The canon of project management texts gets denser by the day. The subset of texts pertaining to project leadership however is relatively small. In her new book, The Power of Project Leadership, Susanne Madsen expounds on how any project manager, at any level of hierarchy, in any organization, can become a project leader. And your career will reap the benefits.
Manager vs. Leader
The big first question most people might have is, “What’s the difference between a project manager and a project leader?” As Madsen explains it, project managers are concerned with maintaining standards, producing quality goods and services, and delivering on a consistent basis. These are of course all good qualities. Project leaders can then be seen as a natural evolution of project managers, or project managers ‘taken to the next level.’ Leaders set goals, constantly seek improvements that upset the status quo, and use their vision as a tool to inspire their teams to ever higher levels of success. Another major difference is that while managers use their authority status to get work done, leaders are able to use their influence and people-oriented skills to rally teams toward a goal.
The Keys to Your Leadership Awakening

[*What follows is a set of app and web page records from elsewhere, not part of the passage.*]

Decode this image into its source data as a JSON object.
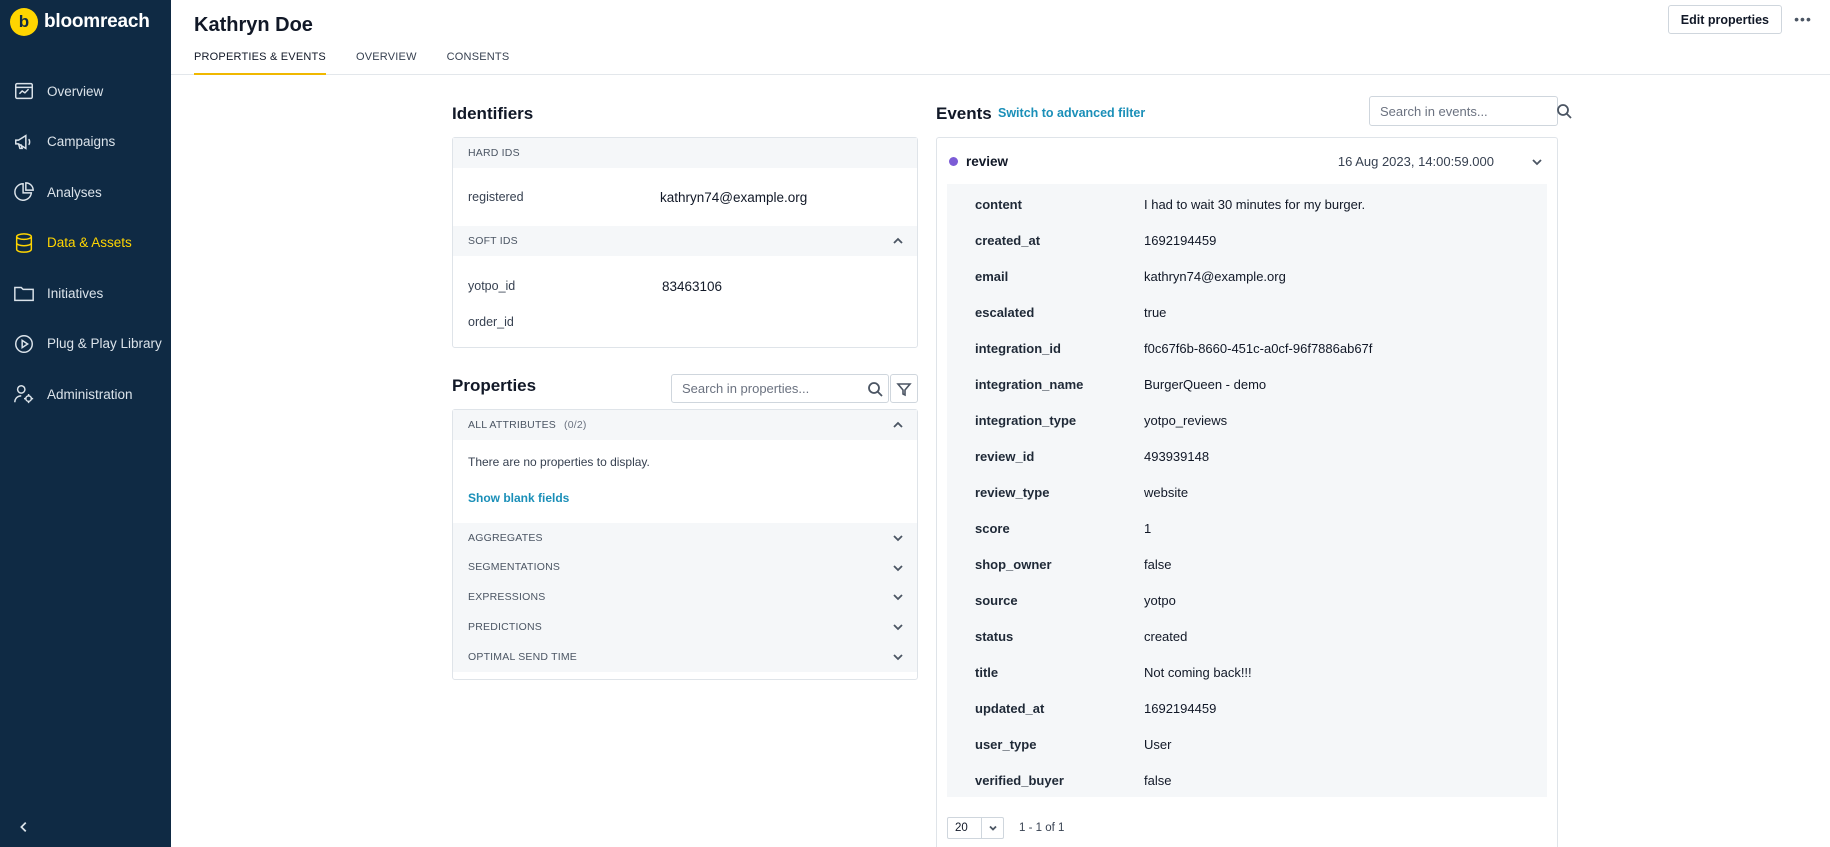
{
  "brand": {
    "logo_letter": "b",
    "name": "bloomreach"
  },
  "sidebar": {
    "items": [
      {
        "label": "Overview",
        "icon": "overview-icon",
        "active": false
      },
      {
        "label": "Campaigns",
        "icon": "megaphone-icon",
        "active": false
      },
      {
        "label": "Analyses",
        "icon": "pie-chart-icon",
        "active": false
      },
      {
        "label": "Data & Assets",
        "icon": "database-icon",
        "active": true
      },
      {
        "label": "Initiatives",
        "icon": "folder-icon",
        "active": false
      },
      {
        "label": "Plug & Play Library",
        "icon": "plug-play-icon",
        "active": false
      },
      {
        "label": "Administration",
        "icon": "admin-user-icon",
        "active": false
      }
    ]
  },
  "header": {
    "title": "Kathryn Doe",
    "tabs": [
      "PROPERTIES & EVENTS",
      "OVERVIEW",
      "CONSENTS"
    ],
    "edit_label": "Edit properties",
    "more_label": "•••"
  },
  "identifiers": {
    "title": "Identifiers",
    "hard_ids_label": "HARD IDS",
    "hard_ids": [
      {
        "key": "registered",
        "value": "kathryn74@example.org"
      }
    ],
    "soft_ids_label": "SOFT IDS",
    "soft_ids": [
      {
        "key": "yotpo_id",
        "value": "83463106"
      },
      {
        "key": "order_id",
        "value": ""
      }
    ]
  },
  "properties": {
    "title": "Properties",
    "search_placeholder": "Search in properties...",
    "all_attributes_label": "ALL ATTRIBUTES",
    "all_attributes_count": "(0/2)",
    "empty_message": "There are no properties to display.",
    "show_blank_label": "Show blank fields",
    "groups": [
      "AGGREGATES",
      "SEGMENTATIONS",
      "EXPRESSIONS",
      "PREDICTIONS",
      "OPTIMAL SEND TIME"
    ]
  },
  "events": {
    "title": "Events",
    "advanced_filter_label": "Switch to advanced filter",
    "search_placeholder": "Search in events...",
    "event_name": "review",
    "event_dot_color": "#7c5cd6",
    "event_time": "16 Aug 2023, 14:00:59.000",
    "attributes": [
      {
        "key": "content",
        "value": "I had to wait 30 minutes for my burger."
      },
      {
        "key": "created_at",
        "value": "1692194459"
      },
      {
        "key": "email",
        "value": "kathryn74@example.org"
      },
      {
        "key": "escalated",
        "value": "true"
      },
      {
        "key": "integration_id",
        "value": "f0c67f6b-8660-451c-a0cf-96f7886ab67f"
      },
      {
        "key": "integration_name",
        "value": "BurgerQueen - demo"
      },
      {
        "key": "integration_type",
        "value": "yotpo_reviews"
      },
      {
        "key": "review_id",
        "value": "493939148"
      },
      {
        "key": "review_type",
        "value": "website"
      },
      {
        "key": "score",
        "value": "1"
      },
      {
        "key": "shop_owner",
        "value": "false"
      },
      {
        "key": "source",
        "value": "yotpo"
      },
      {
        "key": "status",
        "value": "created"
      },
      {
        "key": "title",
        "value": "Not coming back!!!"
      },
      {
        "key": "updated_at",
        "value": "1692194459"
      },
      {
        "key": "user_type",
        "value": "User"
      },
      {
        "key": "verified_buyer",
        "value": "false"
      }
    ],
    "page_size": "20",
    "page_info": "1 - 1 of 1"
  },
  "colors": {
    "sidebar_bg": "#0f2a44",
    "accent": "#ffd500",
    "link": "#1a8fb8"
  }
}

Madsen spends the large brunt of her book writing about seven “keys” of professional development that can unlock the leader within you. If your concern is that the book devolves into a list of brain-dead common sense suggestions, allow me to dash those concerns right away. Madsen provides a bevy of fresh insights above and beyond generic assertions like, “Communication is important,” and she backs those insights up by citing statistics, research, and even several psychological studies. She additionally enlists the aid of several others in the industry, such as the “Lazy Project Manager” Peter Taylor, to provide personal anecdotes that reinforce her points.
The greatest achievement of this book though, and also what distinguishes it from just another project management book, is how it so deftly handles the human element of management. Madsen keeps the emphasis on how your relationships with your team, stakeholders, and executives are the most critical factor to project success. To that end, she discusses several different psychological concepts that apply directly into the context of management, such as the Parent-Adult-Child model of communication. A recurring theme is that you must be mindful of what motivates other people, what scares other people, what limits other people, and how you can use the answers to these questions to help them grow. Madsen says that while your primary goal as a project leader is to produce value for the business, your secondary goal is to support and develop your team. A leader can and must achieve both in tandem.
An Invigorating Read
But I want to reiterate that in less than 300 pages, The Power of Project Leadership is a very comprehensive guide to project leadership, and in fact the only place where it skimps on detail—by Madsen’s own admission—is with regard to process, a topic on which countless other good books already exist. Otherwise, Madsen takes great pains to provide dozens of in-depth examples of her ideas in action, and she even includes exercises, checklists, and suggestions on how to embed new behaviors that force you to critically assess your strengths and shortcomings as a manager and a leader.
And perhaps most refreshingly of all, Madsen writes it all with an infectious enthusiasm, encouraging you every step of the way. There is nothing insincere or saccharine about her zest (Indeed, “Be authentic” is her first key!). She legitimately has every confidence that you have what it takes to move from a preserver of the status quo and into a position of innovator, of project champion, of business aligner, of project leader.
Basically, if you read this book, and you don’t improve as a project manager, it’s your fault.
You can order your copy of Susanne Madsen’s The Power of Project Leadership at the link provided: http://www.powerofprojectleadership.com/order-the-book.html